Oversupply presents another problem for US exporters as unease in the global market has encouraged investment in the US dollar (USD), which is largely considered to be a safe haven asset in times of increased uncertainty. This drives up the USD value, makes American goods a tougher (and more expensive) sell to potential importers, and reduces profits for US sellers.
Both the USD Index (DXY), which rose from 96.39 at the end of 2019 to 99.86 on Feb. 20, and US 10-Year Treasury Yield, down from 1.92 percent at the close of 2019 to 1.27 percent on Feb. 27, illustrate this race out of a volatile stock market and toward more stable investments in recent months.
Potential positive demand impacts
Towel and Tissue Consumption Could Increase
Health officials worldwide have stressed the importance of hygiene and disinfecting as efforts to contain COIVD-19 intensify. Arguably the simplest measure to avoid spreading the disease – washing your hands – could have the biggest impact for pulp and paper demand.
Disposable hand towels should be the preferred method for hand drying in public/shared bathrooms as a 2018 study by the American Society for Microbiology found hot-air hand dryers “can disperse bacteria from hands or deposit bacteria on surfaces, including recently washed hands.”

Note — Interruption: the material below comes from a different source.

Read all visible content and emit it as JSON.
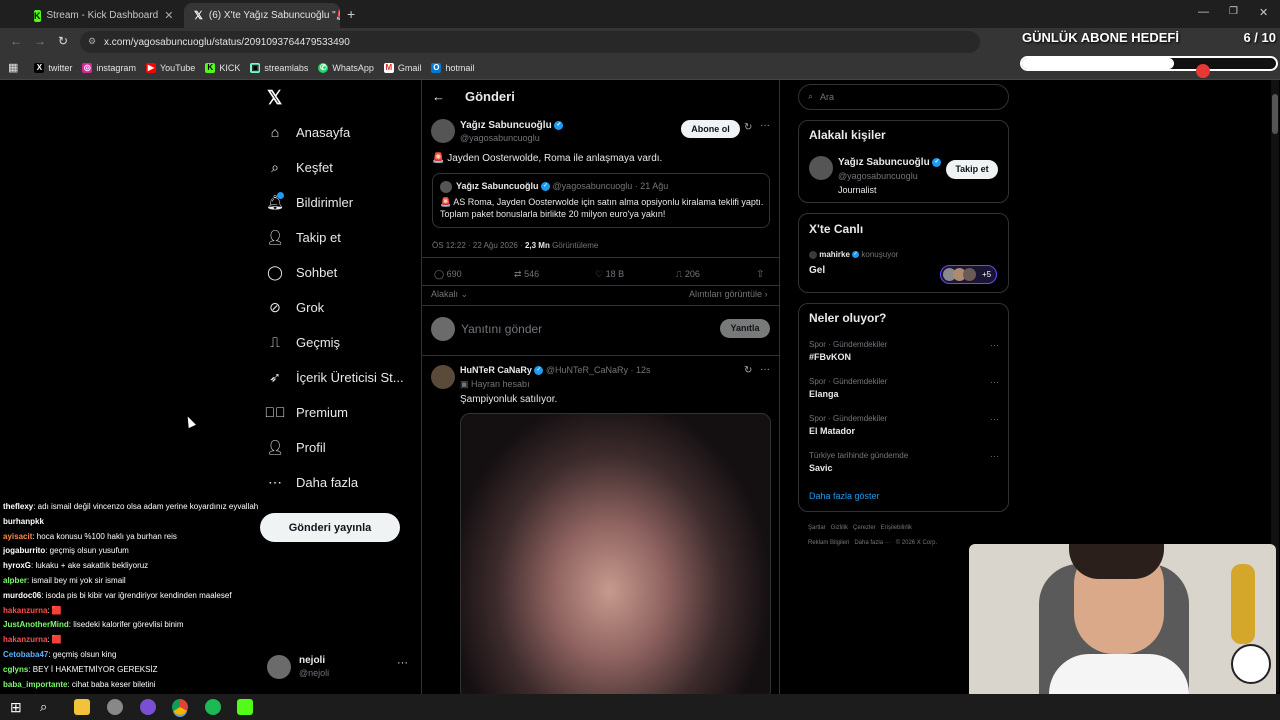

It’s easy to see the US, which is already the largest consumer of tissue products by far, running to stores to stock up on throwaway products like toilet paper and paper towels as cautious citizens go above and beyond when disinfecting their homes — a trend we saw in China. According to Digiday, online sales of the disinfectant Dettol rose 643 percent year-on-year between Feb. 10-13 on the Chinese e-commerce website Suning.com. That brings us to our next topic.
The public needs much more than disinfectant to make it through a potential pandemic, and much of what it needs will be bought online and delivered to homes. PracticalEcommerce.com reported earlier this month that “Chinese e-commerce platforms such as Alibaba and JD.com are hiring thousands of temporary workers, as government-imposed travel restrictions have increased consumer demand for online grocery delivery services.”
And while some governments have mandated people stay in their homes, many will voluntarily shelter themselves and rely on delivery services for food and goods. This creates a serious need for packaging, which could drive an increase in demand for corrugated materials.
It’s still too early to determine the impact of the coronavirus on the corrugated sector, but considering China is now delivering everything from toilet paper to margaritas, we can imagine American consumers will turn to Amazon and others to avoid human-to-human contact if anxiety over the disease continues to rise.